How Saint Patrick’s Day Is Celebrated Differently In The US Compared To Ireland
- from Leah Beresheim
- Mineola High School
- 41 views
You may be wondering how the Irish holiday, Saint Patrick’s Day, is celebrated differently here in the US than it is in Ireland, which is where it originated. Well to start off, In Ireland, St. Patrick’s Day is recognized as a national holiday but it isn’t recognized as a national holiday in the US. While many people in the US may celebrate the day and their Irish heritage, it isn’t a national holiday so no one gets off for work or school. Most people will celebrate after work on the day, or on the surrounding weekends. On the other hand, in Ireland, Saint Patrick’s day is a day off for everyone and all schools and more businesses are closed. In Ireland, the holiday is referred to as Saint Paddy’s Day or even just Paddy’s Day while in America, we usually refer to it as Saint Patty’s Day. Also, parades in Ireland usually aren’t anywhere near as big as they can be in the US. In Ireland, soda bread is eaten all year around not just on the holiday like it is in the US. In Chicago, they dye the river green but in Ireland, there are no similar events to this. People in Ireland also don’t change the color of their foods or drinks either like we do in America. In America, places may sell green bagels and green colored drinks and in some schools, they may have Saint Patrick’s Day celebrations where they have green bagels and green colored flavored drinks. In addition, in Ireland, they eat bacon and cabbage but in America, people eat corned beef and cabbage. Irish potato candy (candies with coconut cream inside that are rolled in cinnamon) are not from Ireland. They are actually from Philadelphia. Blarney stones are also only found in America and Reuben sandwiches are not found in America, they are traditionally an Irish dish. In Ireland, a shamrock with three leaves rather than four is used as a symbol of Ireland. They only use three leafed shamrocks to represent St. Patrick in Ireland.
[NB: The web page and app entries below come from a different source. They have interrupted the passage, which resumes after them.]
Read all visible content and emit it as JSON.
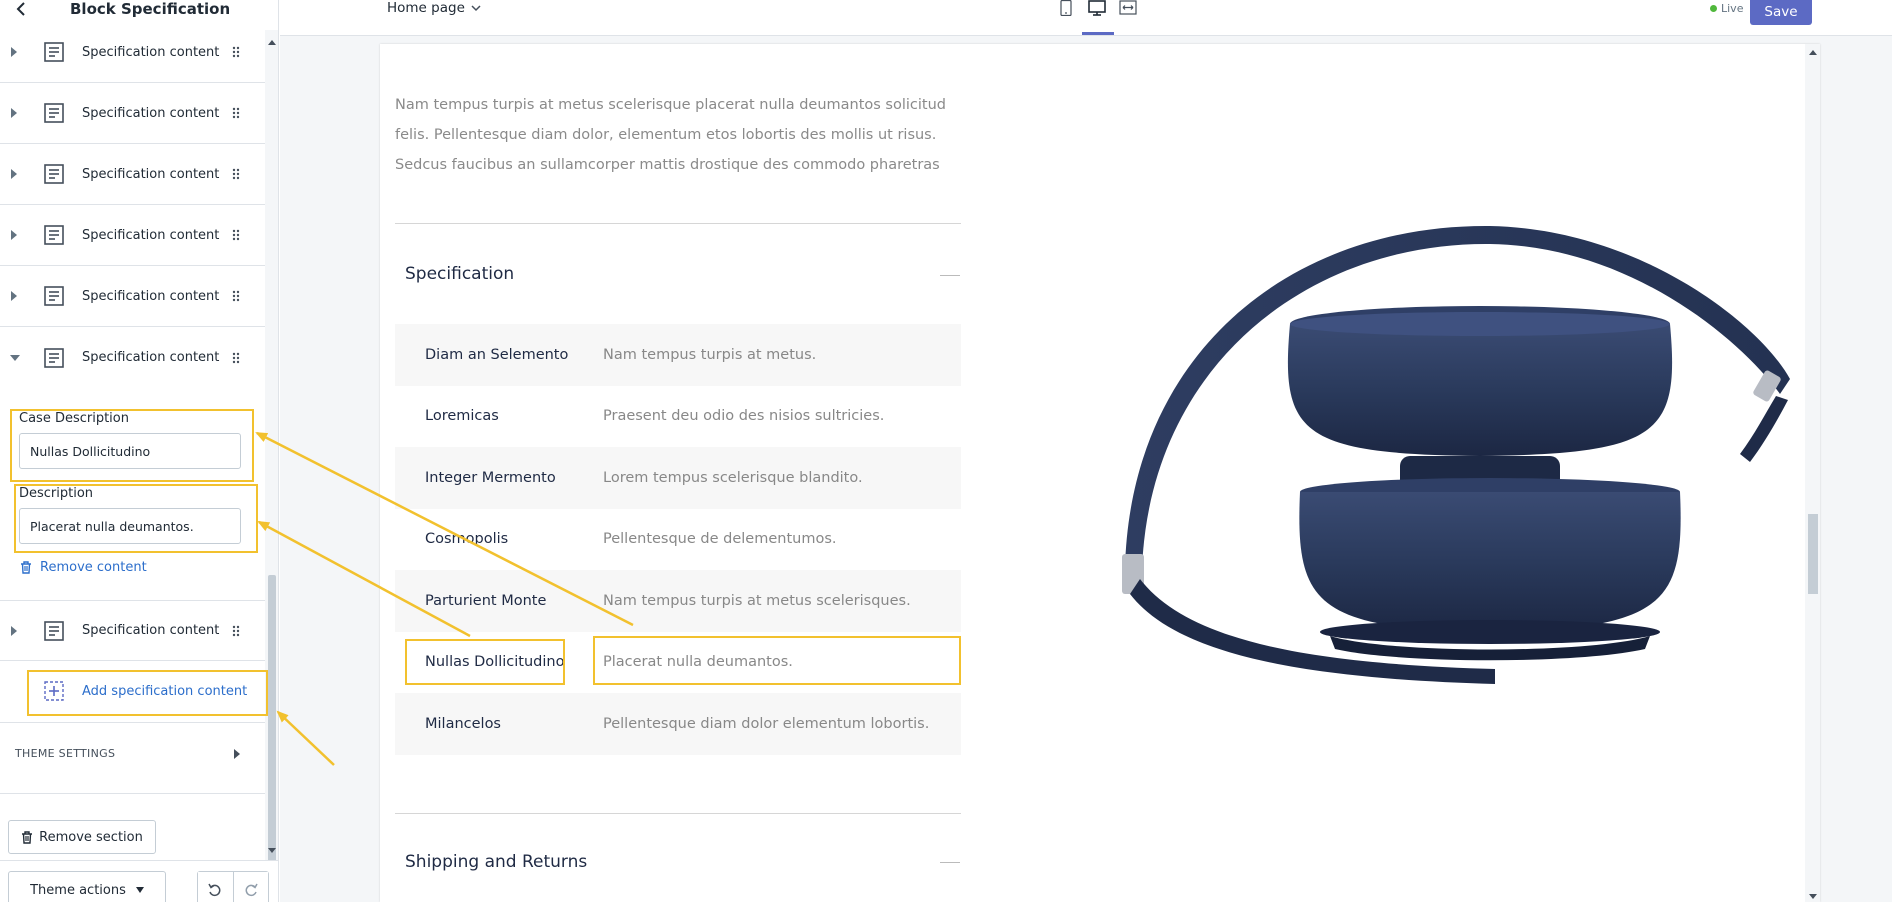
{
  "sidebar": {
    "title": "Block Specification",
    "collapsed_items": [
      {
        "label": "Specification content"
      },
      {
        "label": "Specification content"
      },
      {
        "label": "Specification content"
      },
      {
        "label": "Specification content"
      },
      {
        "label": "Specification content"
      }
    ],
    "expanded_item": {
      "label": "Specification content",
      "case_description_label": "Case Description",
      "case_description_value": "Nullas Dollicitudino",
      "description_label": "Description",
      "description_value": "Placerat nulla deumantos.",
      "remove_label": "Remove content"
    },
    "last_item": {
      "label": "Specification content"
    },
    "add_label": "Add specification content",
    "theme_settings_label": "THEME SETTINGS",
    "remove_section_label": "Remove section",
    "theme_actions_label": "Theme actions"
  },
  "topbar": {
    "page_select": "Home page",
    "live_label": "Live",
    "save_label": "Save"
  },
  "preview": {
    "intro": "Nam tempus turpis at metus scelerisque placerat nulla deumantos solicitud felis. Pellentesque diam dolor, elementum etos lobortis des mollis ut risus. Sedcus faucibus an sullamcorper mattis drostique des commodo pharetras",
    "specification_title": "Specification",
    "spec_rows": [
      {
        "key": "Diam an Selemento",
        "value": "Nam tempus turpis at metus."
      },
      {
        "key": "Loremicas",
        "value": "Praesent deu odio des nisios sultricies."
      },
      {
        "key": "Integer Mermento",
        "value": "Lorem tempus scelerisque blandito."
      },
      {
        "key": "Cosmopolis",
        "value": "Pellentesque de delementumos."
      },
      {
        "key": "Parturient Monte",
        "value": "Nam tempus turpis at metus scelerisques."
      },
      {
        "key": "Nullas Dollicitudino",
        "value": "Placerat nulla deumantos."
      },
      {
        "key": "Milancelos",
        "value": "Pellentesque diam dolor elementum lobortis."
      }
    ],
    "shipping_title": "Shipping and Returns"
  },
  "colors": {
    "accent": "#5c6ac4",
    "link": "#2c6ecb",
    "highlight": "#f2c12e",
    "live_dot": "#50b83c",
    "headphone_navy": "#2a3a5c"
  }
}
Surprisingly, leprechauns have only recently become part of celebrations in Ireland. Overall, there are many differences in how this holiday is celebrated in America and Ireland!